Title: Response of reproductive traits and longevity of beet webworm to temperature, and implications for migration

item CHENG, YUNXIA - Chinese Academy Of Agricultural Sciences
item WANG, KAI - Chinese Academy Of Agricultural Sciences
item Sappington, Thomas
item LUO, LIZHI - Chinese Academy Of Agricultural Sciences
item JIANG, XINGFU - Chinese Academy Of Agricultural Sciences

Submitted to: Journal of Insect Science
Publication Type: Peer Reviewed Journal
Publication Acceptance Date: 10/7/2015
Publication Date: 10/28/2015
Citation: Cheng, Y., Wang, K., Sappington, T.W., Luo, L., Jiang, X. 2015. Response of reproductive traits and longevity of beet webworm to temperature, and implications for migration. Journal of Insect Science. 15:154 doi:10.1093/jisesa/iev135.

Interpretive Summary: The rice leaf roller is a serious pest of rice in Asia, East Africa, and Australia. It is a long-distance migratory species, and outbreaks may occur in areas that receive a large influx of immigrants. For migratory insect species there is a presumed trade-off in energy reserves, in that energy used for long-distance flight is not available for egg production. To manage this trade-off so that egg production is not harmed too severely, many insects delay reproductive development until after migration has occurred, a combination of characteristics called the "oogenesis flight syndrome". However, in some species, this trade-off may be overestimated, because factors like flight behavior and environmental conditions may reduce its effects. In this study, we used flight mills to examine the reproductive consequences induced by different flight scenarios. We found that the influences of flight on reproduction are not absolutely positive or negative, but instead depend on the age at which the moth begins flight, flight duration, and how many consecutive nights they are flown. The results also show that flight synchronizes egg-laying in groups of females that migrate, which may promote high-density larval outbreaks. Other crop pests, including some in North America probably use the same strategy. This information will be used by university and government scientists in the U.S., China, and throughout the world to better understand the mechanisms controlling explosive growth of outbreak insect populations, and thus lead to better methods for their prediction and management.

Technical Abstract: Beet webworm, Loxostege sticticalis (Linnaeus) (Lepidoptera: Pyralidae), is a facultative long-distance migratory insect pest of crops in many regions between latitudes 36-55°N. Reproductive performance of L. sticticalis is very sensitive to thermal conditions, such that outbreaks of larvae are closely related to temperatures encountered by the immigrant adult. But mechanisms linking population outbreaks and migration are not well understood.
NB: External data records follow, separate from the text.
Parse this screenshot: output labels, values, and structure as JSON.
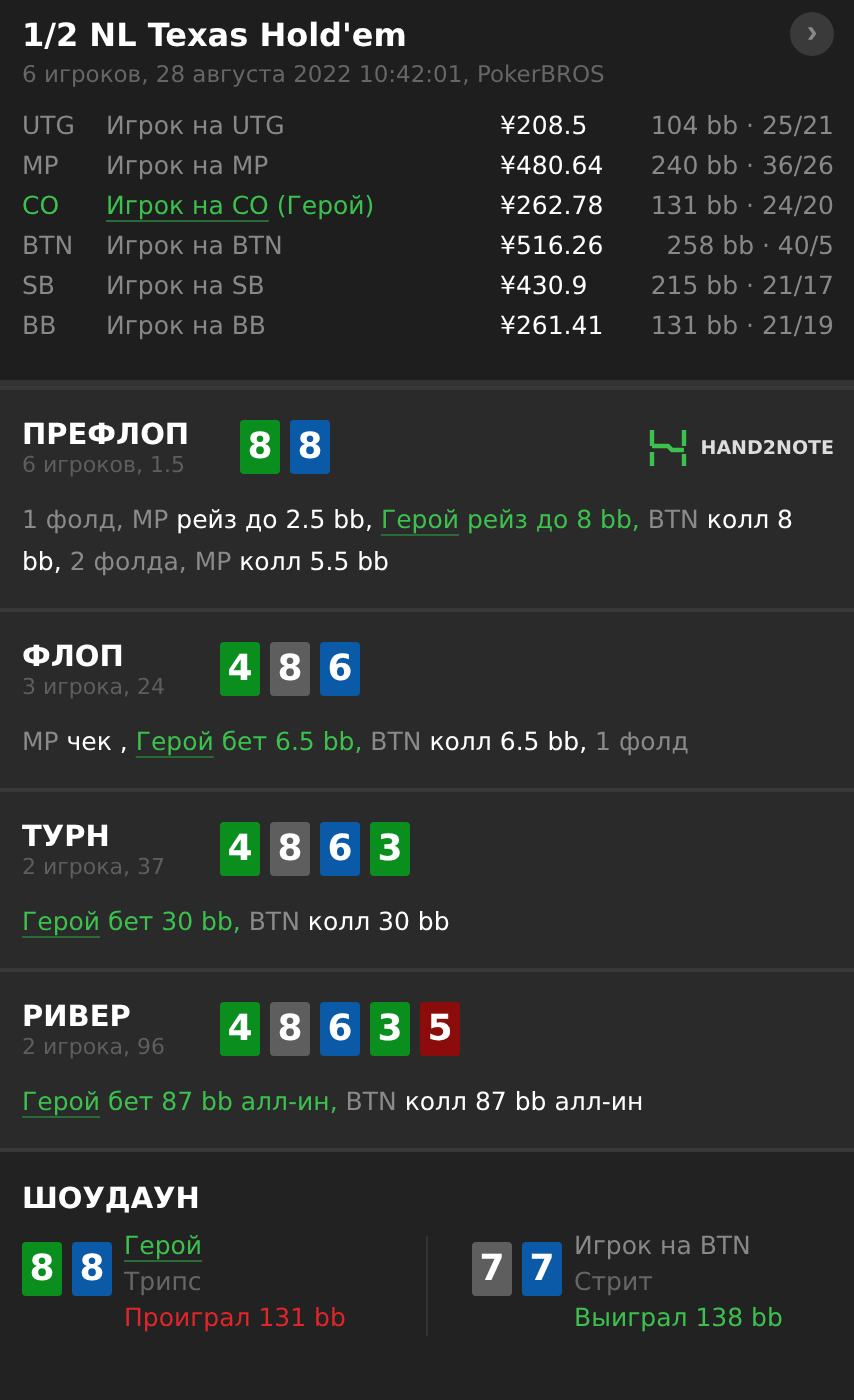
{
  "header": {
    "title": "1/2 NL Texas Hold'em",
    "subtitle": "6 игроков, 28 августа 2022 10:42:01, PokerBROS",
    "next_icon": "›"
  },
  "players": [
    {
      "position": "UTG",
      "name": "Игрок на UTG",
      "hero": false,
      "stack": "¥208.5",
      "stats": "104 bb · 25/21"
    },
    {
      "position": "MP",
      "name": "Игрок на MP",
      "hero": false,
      "stack": "¥480.64",
      "stats": "240 bb · 36/26"
    },
    {
      "position": "CO",
      "name": "Игрок на CO",
      "hero_mark": "(Герой)",
      "hero": true,
      "stack": "¥262.78",
      "stats": "131 bb · 24/20"
    },
    {
      "position": "BTN",
      "name": "Игрок на BTN",
      "hero": false,
      "stack": "¥516.26",
      "stats": "258 bb · 40/5"
    },
    {
      "position": "SB",
      "name": "Игрок на SB",
      "hero": false,
      "stack": "¥430.9",
      "stats": "215 bb · 21/17"
    },
    {
      "position": "BB",
      "name": "Игрок на BB",
      "hero": false,
      "stack": "¥261.41",
      "stats": "131 bb · 21/19"
    }
  ],
  "streets": [
    {
      "title": "ПРЕФЛОП",
      "subtitle": "6 игроков, 1.5",
      "logo": "HAND2NOTE",
      "cards": [
        {
          "rank": "8",
          "color": "#0a8f1f"
        },
        {
          "rank": "8",
          "color": "#0b5aa8"
        }
      ],
      "actions": [
        {
          "kind": "muted",
          "text": "1 фолд, MP "
        },
        {
          "kind": "text",
          "text": "рейз до 2.5 bb, "
        },
        {
          "kind": "hero-link",
          "text": "Герой"
        },
        {
          "kind": "hero",
          "text": " рейз до 8 bb, "
        },
        {
          "kind": "muted",
          "text": "BTN "
        },
        {
          "kind": "text",
          "text": "колл 8 bb, "
        },
        {
          "kind": "muted",
          "text": "2 фолда, MP "
        },
        {
          "kind": "text",
          "text": "колл 5.5 bb"
        }
      ]
    },
    {
      "title": "ФЛОП",
      "subtitle": "3 игрока, 24",
      "cards": [
        {
          "rank": "4",
          "color": "#0a8f1f"
        },
        {
          "rank": "8",
          "color": "#5e5e5e"
        },
        {
          "rank": "6",
          "color": "#0b5aa8"
        }
      ],
      "actions": [
        {
          "kind": "muted",
          "text": "MP "
        },
        {
          "kind": "text",
          "text": "чек , "
        },
        {
          "kind": "hero-link",
          "text": "Герой"
        },
        {
          "kind": "hero",
          "text": " бет 6.5 bb, "
        },
        {
          "kind": "muted",
          "text": "BTN "
        },
        {
          "kind": "text",
          "text": "колл 6.5 bb, "
        },
        {
          "kind": "muted",
          "text": "1 фолд"
        }
      ]
    },
    {
      "title": "ТУРН",
      "subtitle": "2 игрока, 37",
      "cards": [
        {
          "rank": "4",
          "color": "#0a8f1f"
        },
        {
          "rank": "8",
          "color": "#5e5e5e"
        },
        {
          "rank": "6",
          "color": "#0b5aa8"
        },
        {
          "rank": "3",
          "color": "#0a8f1f"
        }
      ],
      "actions": [
        {
          "kind": "hero-link",
          "text": "Герой"
        },
        {
          "kind": "hero",
          "text": " бет 30 bb, "
        },
        {
          "kind": "muted",
          "text": "BTN "
        },
        {
          "kind": "text",
          "text": "колл 30 bb"
        }
      ]
    },
    {
      "title": "РИВЕР",
      "subtitle": "2 игрока, 96",
      "cards": [
        {
          "rank": "4",
          "color": "#0a8f1f"
        },
        {
          "rank": "8",
          "color": "#5e5e5e"
        },
        {
          "rank": "6",
          "color": "#0b5aa8"
        },
        {
          "rank": "3",
          "color": "#0a8f1f"
        },
        {
          "rank": "5",
          "color": "#8c0b0b"
        }
      ],
      "actions": [
        {
          "kind": "hero-link",
          "text": "Герой"
        },
        {
          "kind": "hero",
          "text": " бет 87 bb алл-ин, "
        },
        {
          "kind": "muted",
          "text": "BTN "
        },
        {
          "kind": "text",
          "text": "колл 87 bb алл-ин"
        }
      ]
    }
  ],
  "showdown": {
    "title": "ШОУДАУН",
    "hands": [
      {
        "name": "Герой",
        "hero": true,
        "combo": "Трипс",
        "result": "Проиграл 131 bb",
        "won": false,
        "cards": [
          {
            "rank": "8",
            "color": "#0a8f1f"
          },
          {
            "rank": "8",
            "color": "#0b5aa8"
          }
        ]
      },
      {
        "name": "Игрок на BTN",
        "hero": false,
        "combo": "Стрит",
        "result": "Выиграл 138 bb",
        "won": true,
        "cards": [
          {
            "rank": "7",
            "color": "#5e5e5e"
          },
          {
            "rank": "7",
            "color": "#0b5aa8"
          }
        ]
      }
    ]
  }
}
We investigated the effect of exposing adults to constant temperatures from 14 to 34' on mating, oviposition and longevity. Our results showed that both mating percentage and frequency were highest at 22-26' and decreased at temperatures outside this optimal range. Time of night when mating began was delayed at higher temperatures, while mating duration progressively decreased with increasing temperature. Both preoviposition period (POP) and oviposition period decreased linearly with increasing temperature. Peak daily and lifetime fecundity were highest at 22-26' and declined at temperatures outside this range, suggesting that 22-26' is the optimal thermal range for oviposition. Adult longevity was negatively correlated with temperature. Males lived longer than females at lower temperatures, but females lived longer than males in the 30 to 34' treatments. Together, our findings suggest that reproduction occurs when the prevailing temperature is around 22-26', and that migratory flight is favored outside this range via increases in POP and proportion of virgins. We predict that larval damage or outbreaks of L. sticticalis will occur only in areas where the prevailing temperature is around 22-26', which provides a key basis for the prediction of population outbreaks in areas of immigration.